An Unexpected Heir’s Legacy

Merry Titania said to me,
“Of my fairies three,
Chuse which thou wilt for company,
Moth with her gilded coat is trim,
And Peasblossom’s shape is soft and slim,
But Cobweb stays by the sick man’s bed,
Though the deathwatch clicks behind his head.
If thou wilt chuse her for thy mate,
Hie away to the chancel-gate,
Or where the tombs and tablets tell
Of those who in the churchyard dwell;
Cobweb stays untroubled near
A holy house, or a dead friend’s bier.”

Leila!—if this was a fairy’s gift
 It is the fitter, Love! for thee;
And now in metaphor, not in thrift,
 This Cobweb shall be my legacy.—

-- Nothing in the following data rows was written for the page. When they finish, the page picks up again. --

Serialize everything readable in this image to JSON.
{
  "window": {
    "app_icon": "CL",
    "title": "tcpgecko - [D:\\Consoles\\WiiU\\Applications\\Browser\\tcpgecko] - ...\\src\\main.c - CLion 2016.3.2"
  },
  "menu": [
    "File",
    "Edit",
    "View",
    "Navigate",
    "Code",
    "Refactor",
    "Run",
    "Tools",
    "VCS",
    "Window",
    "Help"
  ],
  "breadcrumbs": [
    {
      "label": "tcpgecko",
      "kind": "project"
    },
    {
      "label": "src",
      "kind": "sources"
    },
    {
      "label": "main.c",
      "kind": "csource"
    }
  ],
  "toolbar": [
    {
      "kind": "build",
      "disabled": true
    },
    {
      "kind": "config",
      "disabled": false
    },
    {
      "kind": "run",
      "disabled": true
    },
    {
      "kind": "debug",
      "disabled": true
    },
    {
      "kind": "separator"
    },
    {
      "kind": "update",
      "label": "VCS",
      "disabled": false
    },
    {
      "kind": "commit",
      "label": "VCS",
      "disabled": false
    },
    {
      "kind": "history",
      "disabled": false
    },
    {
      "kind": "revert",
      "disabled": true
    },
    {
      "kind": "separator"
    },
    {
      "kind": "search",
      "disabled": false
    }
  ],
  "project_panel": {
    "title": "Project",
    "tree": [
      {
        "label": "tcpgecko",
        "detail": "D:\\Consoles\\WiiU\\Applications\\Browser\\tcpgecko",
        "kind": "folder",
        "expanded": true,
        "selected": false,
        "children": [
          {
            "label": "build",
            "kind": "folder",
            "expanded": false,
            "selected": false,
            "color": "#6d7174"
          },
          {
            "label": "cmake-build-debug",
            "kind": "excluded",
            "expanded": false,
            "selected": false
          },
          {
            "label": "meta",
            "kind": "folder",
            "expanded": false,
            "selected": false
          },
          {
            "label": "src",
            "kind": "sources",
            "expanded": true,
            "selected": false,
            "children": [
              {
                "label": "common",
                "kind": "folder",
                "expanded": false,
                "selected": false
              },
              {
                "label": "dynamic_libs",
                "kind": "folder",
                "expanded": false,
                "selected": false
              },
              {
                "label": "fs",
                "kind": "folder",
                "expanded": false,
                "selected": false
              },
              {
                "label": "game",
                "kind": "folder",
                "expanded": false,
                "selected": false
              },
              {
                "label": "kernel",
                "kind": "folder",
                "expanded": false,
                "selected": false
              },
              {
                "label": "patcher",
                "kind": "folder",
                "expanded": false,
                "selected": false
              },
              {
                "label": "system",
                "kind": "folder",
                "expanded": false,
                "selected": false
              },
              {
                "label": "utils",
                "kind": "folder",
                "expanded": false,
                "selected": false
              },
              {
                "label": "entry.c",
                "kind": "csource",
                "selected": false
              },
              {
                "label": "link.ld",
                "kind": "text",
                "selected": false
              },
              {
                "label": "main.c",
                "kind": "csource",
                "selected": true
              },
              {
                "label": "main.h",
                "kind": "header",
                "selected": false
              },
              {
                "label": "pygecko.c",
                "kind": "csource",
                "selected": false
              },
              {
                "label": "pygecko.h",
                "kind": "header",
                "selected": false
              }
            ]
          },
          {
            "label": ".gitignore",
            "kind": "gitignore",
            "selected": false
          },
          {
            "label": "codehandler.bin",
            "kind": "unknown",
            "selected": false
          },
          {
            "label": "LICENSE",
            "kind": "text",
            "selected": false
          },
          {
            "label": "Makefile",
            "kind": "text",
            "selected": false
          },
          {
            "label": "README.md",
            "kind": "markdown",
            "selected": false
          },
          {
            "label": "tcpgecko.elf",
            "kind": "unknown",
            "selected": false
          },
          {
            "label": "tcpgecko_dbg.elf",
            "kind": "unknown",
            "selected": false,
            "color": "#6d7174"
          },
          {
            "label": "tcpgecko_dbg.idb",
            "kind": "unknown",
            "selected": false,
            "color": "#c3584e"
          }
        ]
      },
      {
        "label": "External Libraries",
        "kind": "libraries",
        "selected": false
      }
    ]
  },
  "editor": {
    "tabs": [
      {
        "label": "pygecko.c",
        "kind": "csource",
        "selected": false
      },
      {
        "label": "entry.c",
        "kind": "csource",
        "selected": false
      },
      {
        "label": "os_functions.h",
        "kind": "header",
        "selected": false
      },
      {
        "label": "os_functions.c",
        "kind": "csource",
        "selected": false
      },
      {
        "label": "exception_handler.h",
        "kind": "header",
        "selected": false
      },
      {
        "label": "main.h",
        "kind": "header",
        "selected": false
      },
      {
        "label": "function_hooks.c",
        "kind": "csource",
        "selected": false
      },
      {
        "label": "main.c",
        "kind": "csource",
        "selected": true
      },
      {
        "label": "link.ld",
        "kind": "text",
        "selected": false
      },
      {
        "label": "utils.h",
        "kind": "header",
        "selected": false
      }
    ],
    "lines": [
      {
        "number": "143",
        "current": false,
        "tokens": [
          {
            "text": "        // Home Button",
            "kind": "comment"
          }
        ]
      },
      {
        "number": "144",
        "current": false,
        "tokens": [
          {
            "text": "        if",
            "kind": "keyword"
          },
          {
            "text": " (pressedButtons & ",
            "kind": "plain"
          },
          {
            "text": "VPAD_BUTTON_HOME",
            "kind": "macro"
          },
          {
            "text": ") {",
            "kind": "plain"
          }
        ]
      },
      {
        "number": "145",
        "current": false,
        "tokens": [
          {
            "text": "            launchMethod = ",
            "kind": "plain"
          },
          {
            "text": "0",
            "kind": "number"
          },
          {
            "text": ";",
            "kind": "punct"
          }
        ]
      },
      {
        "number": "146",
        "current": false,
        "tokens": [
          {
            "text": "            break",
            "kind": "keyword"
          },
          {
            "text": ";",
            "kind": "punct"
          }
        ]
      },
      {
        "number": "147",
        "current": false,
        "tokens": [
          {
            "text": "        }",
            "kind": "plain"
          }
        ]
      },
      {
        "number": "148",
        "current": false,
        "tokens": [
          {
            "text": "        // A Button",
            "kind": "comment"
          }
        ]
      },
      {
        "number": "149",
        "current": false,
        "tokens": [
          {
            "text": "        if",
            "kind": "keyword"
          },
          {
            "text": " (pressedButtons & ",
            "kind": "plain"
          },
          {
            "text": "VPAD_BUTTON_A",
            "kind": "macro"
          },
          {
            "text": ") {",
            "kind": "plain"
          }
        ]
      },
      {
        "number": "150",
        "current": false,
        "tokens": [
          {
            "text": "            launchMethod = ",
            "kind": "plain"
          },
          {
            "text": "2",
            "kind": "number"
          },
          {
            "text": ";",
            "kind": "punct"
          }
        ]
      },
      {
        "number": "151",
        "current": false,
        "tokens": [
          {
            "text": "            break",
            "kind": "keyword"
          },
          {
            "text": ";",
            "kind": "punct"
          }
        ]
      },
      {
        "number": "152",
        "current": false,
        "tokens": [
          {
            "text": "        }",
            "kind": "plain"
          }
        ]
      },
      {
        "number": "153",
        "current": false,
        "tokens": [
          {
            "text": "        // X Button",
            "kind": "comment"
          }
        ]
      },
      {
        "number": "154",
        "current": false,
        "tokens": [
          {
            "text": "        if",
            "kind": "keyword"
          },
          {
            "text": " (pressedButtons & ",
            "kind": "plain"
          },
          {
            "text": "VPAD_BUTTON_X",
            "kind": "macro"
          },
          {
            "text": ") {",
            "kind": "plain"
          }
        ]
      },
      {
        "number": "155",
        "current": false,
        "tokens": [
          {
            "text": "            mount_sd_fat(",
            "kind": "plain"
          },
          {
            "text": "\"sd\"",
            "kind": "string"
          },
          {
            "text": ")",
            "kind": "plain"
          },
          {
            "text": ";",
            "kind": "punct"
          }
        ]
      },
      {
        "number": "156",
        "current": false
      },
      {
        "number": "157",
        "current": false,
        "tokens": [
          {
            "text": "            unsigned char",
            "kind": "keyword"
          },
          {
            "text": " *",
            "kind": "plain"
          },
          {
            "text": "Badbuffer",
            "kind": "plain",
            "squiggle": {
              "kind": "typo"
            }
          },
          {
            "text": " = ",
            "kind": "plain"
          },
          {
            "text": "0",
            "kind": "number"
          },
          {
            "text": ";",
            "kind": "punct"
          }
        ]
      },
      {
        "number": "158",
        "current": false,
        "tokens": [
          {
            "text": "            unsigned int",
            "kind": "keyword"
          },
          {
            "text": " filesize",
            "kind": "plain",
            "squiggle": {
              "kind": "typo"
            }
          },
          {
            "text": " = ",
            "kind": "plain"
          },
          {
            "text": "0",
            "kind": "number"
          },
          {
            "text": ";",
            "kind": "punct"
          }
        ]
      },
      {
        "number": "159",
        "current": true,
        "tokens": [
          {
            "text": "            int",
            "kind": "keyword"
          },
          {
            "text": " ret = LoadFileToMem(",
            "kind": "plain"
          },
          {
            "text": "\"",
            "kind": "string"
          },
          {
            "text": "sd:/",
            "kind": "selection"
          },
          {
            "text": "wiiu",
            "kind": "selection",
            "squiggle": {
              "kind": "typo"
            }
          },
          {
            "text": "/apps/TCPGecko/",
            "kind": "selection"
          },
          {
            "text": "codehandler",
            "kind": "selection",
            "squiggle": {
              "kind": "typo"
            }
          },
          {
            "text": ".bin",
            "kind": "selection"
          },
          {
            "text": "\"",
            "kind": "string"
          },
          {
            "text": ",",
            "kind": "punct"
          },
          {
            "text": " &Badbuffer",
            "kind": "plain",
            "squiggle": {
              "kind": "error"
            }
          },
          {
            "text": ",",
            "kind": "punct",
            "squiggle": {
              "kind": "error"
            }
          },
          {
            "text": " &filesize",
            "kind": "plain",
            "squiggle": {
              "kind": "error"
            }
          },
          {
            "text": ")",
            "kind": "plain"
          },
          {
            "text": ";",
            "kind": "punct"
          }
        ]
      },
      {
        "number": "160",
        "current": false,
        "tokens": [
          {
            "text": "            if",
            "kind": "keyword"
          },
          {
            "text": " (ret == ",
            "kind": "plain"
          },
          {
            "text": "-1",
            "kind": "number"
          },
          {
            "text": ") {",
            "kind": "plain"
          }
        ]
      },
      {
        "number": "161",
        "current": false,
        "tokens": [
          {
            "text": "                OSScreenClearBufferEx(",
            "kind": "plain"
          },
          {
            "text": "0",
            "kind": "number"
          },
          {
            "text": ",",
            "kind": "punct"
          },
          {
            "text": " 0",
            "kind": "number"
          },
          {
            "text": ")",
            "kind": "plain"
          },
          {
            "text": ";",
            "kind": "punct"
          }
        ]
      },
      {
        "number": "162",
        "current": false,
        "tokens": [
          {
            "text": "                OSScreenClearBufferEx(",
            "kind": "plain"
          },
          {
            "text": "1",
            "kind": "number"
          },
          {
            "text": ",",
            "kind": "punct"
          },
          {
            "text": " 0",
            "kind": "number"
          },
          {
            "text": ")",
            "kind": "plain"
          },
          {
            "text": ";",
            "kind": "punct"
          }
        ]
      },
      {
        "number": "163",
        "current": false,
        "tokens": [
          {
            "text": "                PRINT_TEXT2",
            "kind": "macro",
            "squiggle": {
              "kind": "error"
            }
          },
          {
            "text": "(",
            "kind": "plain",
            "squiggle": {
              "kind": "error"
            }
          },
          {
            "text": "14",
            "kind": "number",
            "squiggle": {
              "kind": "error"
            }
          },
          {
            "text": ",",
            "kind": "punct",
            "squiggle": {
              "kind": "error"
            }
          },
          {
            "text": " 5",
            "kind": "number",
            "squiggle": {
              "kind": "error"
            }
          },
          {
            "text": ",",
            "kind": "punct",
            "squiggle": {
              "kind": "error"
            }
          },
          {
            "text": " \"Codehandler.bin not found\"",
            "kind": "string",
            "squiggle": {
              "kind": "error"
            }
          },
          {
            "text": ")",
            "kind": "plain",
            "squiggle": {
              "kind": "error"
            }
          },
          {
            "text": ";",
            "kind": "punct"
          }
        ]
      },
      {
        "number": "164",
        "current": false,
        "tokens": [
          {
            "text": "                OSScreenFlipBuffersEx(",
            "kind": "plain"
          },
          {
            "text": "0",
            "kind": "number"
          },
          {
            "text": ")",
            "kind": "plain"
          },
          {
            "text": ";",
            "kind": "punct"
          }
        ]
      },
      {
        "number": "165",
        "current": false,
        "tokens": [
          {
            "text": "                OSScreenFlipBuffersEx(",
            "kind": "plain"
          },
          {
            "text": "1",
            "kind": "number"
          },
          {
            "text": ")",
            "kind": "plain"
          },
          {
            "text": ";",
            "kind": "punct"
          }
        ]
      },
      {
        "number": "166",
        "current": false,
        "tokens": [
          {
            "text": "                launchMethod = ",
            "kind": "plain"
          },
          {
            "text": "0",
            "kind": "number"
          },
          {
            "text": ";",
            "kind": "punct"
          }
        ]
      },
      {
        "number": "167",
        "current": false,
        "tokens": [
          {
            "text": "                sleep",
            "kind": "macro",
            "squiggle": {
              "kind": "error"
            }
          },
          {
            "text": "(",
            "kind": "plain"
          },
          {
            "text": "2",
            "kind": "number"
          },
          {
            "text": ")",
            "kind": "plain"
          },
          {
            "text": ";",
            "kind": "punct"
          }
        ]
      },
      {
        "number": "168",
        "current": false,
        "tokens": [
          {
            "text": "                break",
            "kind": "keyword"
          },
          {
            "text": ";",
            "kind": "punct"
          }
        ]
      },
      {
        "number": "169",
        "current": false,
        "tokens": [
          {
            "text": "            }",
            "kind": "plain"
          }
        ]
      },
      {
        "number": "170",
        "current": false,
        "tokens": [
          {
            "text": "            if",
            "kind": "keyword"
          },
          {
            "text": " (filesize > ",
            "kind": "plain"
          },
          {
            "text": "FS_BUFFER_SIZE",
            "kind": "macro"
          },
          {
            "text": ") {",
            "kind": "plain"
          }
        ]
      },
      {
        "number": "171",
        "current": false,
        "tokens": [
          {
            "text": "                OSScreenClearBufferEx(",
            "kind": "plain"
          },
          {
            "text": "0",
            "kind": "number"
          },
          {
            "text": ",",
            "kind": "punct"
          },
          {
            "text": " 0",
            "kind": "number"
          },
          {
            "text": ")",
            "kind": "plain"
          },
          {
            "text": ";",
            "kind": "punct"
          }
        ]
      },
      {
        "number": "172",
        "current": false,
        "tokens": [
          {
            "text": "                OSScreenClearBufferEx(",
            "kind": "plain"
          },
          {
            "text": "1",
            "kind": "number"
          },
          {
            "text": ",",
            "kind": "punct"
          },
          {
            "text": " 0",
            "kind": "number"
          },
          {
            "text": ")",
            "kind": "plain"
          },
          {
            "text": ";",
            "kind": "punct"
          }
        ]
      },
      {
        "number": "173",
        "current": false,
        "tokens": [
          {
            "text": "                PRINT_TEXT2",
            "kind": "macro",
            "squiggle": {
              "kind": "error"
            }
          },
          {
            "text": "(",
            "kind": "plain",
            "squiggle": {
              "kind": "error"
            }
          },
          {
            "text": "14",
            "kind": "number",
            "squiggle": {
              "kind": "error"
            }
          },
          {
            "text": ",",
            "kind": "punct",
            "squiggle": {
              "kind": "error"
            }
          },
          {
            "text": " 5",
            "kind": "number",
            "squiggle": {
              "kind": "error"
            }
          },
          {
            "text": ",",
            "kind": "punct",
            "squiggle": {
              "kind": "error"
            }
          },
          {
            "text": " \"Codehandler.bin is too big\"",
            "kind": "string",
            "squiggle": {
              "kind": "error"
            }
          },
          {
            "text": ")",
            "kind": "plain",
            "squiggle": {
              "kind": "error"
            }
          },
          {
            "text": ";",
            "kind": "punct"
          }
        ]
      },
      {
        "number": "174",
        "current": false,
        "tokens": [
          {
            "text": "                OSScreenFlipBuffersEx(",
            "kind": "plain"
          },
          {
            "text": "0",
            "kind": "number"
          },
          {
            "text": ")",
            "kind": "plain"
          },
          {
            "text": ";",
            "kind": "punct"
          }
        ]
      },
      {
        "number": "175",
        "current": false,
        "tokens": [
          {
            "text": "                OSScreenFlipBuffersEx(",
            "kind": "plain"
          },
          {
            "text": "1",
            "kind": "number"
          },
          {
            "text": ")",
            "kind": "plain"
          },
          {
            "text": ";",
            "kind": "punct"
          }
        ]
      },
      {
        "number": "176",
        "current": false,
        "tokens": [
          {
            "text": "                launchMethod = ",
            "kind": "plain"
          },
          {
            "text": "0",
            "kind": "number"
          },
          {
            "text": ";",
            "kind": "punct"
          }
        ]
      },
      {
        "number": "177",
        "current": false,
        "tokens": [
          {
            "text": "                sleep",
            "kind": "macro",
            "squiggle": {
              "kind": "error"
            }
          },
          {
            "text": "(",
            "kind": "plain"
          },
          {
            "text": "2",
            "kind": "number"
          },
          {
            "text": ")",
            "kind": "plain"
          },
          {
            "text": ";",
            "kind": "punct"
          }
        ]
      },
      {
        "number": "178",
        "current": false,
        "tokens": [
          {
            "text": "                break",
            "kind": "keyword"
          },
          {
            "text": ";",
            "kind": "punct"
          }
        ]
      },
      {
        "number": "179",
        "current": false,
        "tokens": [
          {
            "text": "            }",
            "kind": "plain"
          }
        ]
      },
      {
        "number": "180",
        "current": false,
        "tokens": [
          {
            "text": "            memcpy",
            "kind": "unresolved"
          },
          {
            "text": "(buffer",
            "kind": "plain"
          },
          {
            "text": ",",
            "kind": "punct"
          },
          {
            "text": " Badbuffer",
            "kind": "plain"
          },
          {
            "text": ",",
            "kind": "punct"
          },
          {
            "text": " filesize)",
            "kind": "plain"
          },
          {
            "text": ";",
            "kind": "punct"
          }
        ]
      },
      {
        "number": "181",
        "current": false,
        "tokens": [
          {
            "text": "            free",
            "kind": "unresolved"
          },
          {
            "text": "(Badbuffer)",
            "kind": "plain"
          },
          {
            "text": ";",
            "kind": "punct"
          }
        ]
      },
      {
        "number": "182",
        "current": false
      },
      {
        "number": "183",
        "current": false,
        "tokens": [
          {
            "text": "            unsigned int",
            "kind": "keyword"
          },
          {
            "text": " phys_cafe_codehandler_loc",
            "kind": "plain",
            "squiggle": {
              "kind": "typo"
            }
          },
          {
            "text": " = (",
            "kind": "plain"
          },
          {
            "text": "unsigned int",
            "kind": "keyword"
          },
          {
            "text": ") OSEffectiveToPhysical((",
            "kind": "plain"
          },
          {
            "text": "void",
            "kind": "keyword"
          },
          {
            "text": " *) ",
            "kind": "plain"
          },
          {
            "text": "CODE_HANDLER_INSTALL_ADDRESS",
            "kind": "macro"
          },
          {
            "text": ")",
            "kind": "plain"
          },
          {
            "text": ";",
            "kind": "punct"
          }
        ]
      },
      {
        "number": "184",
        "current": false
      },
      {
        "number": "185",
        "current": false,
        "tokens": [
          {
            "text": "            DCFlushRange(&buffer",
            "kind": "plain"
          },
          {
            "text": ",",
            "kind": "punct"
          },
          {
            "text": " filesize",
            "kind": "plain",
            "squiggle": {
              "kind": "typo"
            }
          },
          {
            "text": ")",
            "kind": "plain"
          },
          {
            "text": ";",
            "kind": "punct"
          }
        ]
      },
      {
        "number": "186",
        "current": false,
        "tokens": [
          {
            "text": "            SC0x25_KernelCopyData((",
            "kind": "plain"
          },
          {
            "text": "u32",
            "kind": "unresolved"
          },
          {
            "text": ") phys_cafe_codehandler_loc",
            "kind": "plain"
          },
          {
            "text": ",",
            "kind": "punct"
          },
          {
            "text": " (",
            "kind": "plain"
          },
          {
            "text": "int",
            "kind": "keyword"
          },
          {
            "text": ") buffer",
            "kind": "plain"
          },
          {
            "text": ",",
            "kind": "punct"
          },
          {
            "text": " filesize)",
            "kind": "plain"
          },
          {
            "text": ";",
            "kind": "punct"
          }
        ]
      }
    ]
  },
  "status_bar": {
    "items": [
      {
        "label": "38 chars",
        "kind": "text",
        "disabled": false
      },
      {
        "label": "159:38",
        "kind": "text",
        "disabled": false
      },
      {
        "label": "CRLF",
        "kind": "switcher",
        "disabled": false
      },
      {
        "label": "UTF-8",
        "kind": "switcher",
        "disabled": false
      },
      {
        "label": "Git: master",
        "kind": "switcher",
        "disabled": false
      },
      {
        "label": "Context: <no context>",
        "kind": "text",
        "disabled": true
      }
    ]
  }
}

It was not found in the summer air
 Floating from garden-bower to bower,
Nor hid among myrtle leaves to snare
 The flies that play’d in the noontide hour:

It clung like thee to a lonely gate,
 Where guest or reveller never came;
Its place was a chamber desolate,
 Scorn’d or unseen by courtly dame.

But Leila!—if there are fairies yet
 That make the lovely and good their care,
This film shall change to a tissue fit
 For the queen of Faery land to wear.

They shall spin the threads in a golden loom,
 They shall braid it with pearls from the purest sea,
They shall dip it in Araby’s best perfume,
 Yet it shall grow richer by touching thee.

Thus, as exquisite Bards give laws,
 I leave a legacy first to love;
And now my testament’s second clause,
 My one honest friend, thy faith shall prove.

Ere to dust I am safely gone,
 Take this grass to my kinsmen dear,
Tell them it grew on my threshold-stone,
 Fresh and green while they revell’d near.
Bid them not send their cards to-morrow,
 Bid them nor grouse nor grapes supply,
But one thick sheet of new foolscap borrow
 To keep my legacy smooth and dry.

Tip one tuft in your wine-cup brimming,
 Hang it high in my grandsire’s hall,
While the bells for his heir are chiming,
 And goldlaced flatterers come to call:
When to my health the glass is flowing,
 Plait this grass round its sparkling stem;
Tell them while at my gate ’twas growing,
 There it never was trod by them.

Take one sprig while ’tis yet unfaded,
 Plant it nearest an old friend’s door,
If his bounty his kinsmen aided,—
 If he can aid them now no more;
Soon it shall spread his gateway over—
 But on thine own bestow no care;
Grass thy gate and thy grave shall cover,
 Sons and Brothers shall leave it there.


The European Magazine, Vol. 79, March 1821, pp. 228-229